coll := client.Database("db").Collection("plants")
docs := []interface{}{
Plant{Species: "Polyscias fruticosa", PlantID: 1, Height: 27.6},
Plant{Species: "Polyscias fruticosa", PlantID: 2, Height: 34.9},
Plant{Species: "Ledebouria socialis", PlantID: 1, Height: 11.4},
result, err := coll.InsertMany(context.TODO(), docs)

Each document contains a description of an individual plant that includes the species, plant ID, and height corresponding to the species, plant_id, and height fields in each document.


Nonexistent Databases and Collections

If the necessary database and collection don't exist when you perform a write operation, the server implicitly creates them.

Applications use insert and update operations to store and modify data. Sometimes, you must choose between an insert and an update operation depending on whether the document exists. MongoDB simplifies this decision for us with an upsert option.

An upsert performs one of the following actions:

  • Updates documents that match your query filter

  • Inserts a new document if there are no matches to your query filter

You can specify an upsert by passing true to the SetUpsert() method in the options of the following write operation methods:

  • UpdateOne()

  • UpdateByID()

  • UpdateMany()

  • ReplaceOne()

  • FindOneAndUpdate()

  • FindOneAndReplace()


If you don't specify an upsert, no change occurs in the write operation when zero documents match your query filter.

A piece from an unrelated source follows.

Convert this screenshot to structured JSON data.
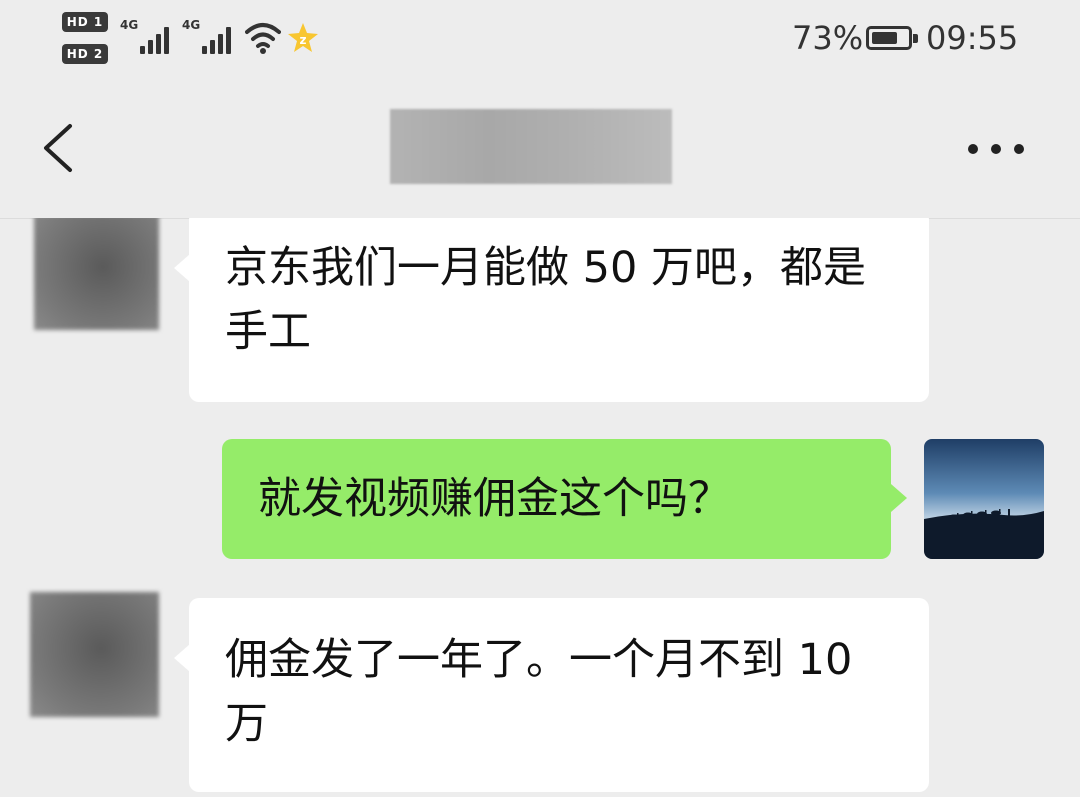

This is equivalent to passing false to the SetUpsert() method.

The following example performs the following actions:

  • Matches documents where the species is "Ledebouria socialis" and the plant_id is 3

  • Updates the height of the matched document to 8.3

  • Inserts this document if there are no matches to the query filter

filter := bson.D{{"species", "Ledebouria socialis"}, {"plant_id", 3}}
update := bson.D{{"$set", bson.D{{"species", "Ledebouria socialis"}, {"plant_id", 3}, {"height", 8.3}}}}
opts := options.Update().SetUpsert(true)
result, err := coll.UpdateOne(context.TODO(), filter, update, opts)
if err != nil {
fmt.Printf("Number of documents updated: %v\n", result.ModifiedCount)
fmt.Printf("Number of documents upserted: %v\n", result.UpsertedCount)

If you query the plants collection to view all documents, you can see that since the query filter did not match any documents, a new document was inserted with the specified fields:

{"species":"Polyscias fruticosa","plant_id":1,"height":27.6}
{"species":"Polyscias fruticosa","plant_id":2,"height":34.9}
{"species":"Ledebouria socialis","plant_id":1,"height":11.4}
{"species":"Ledebouria socialis","plant_id":3,"height":8.3}

To learn more about the operations mentioned, see the following guides:

  • Specify a Query

  • Modify Documents

  • Compound Operations

To learn more about any of the methods or types mentioned in this guide, see the following API Documentation:


Update Arrays in a Document


Bulk Operations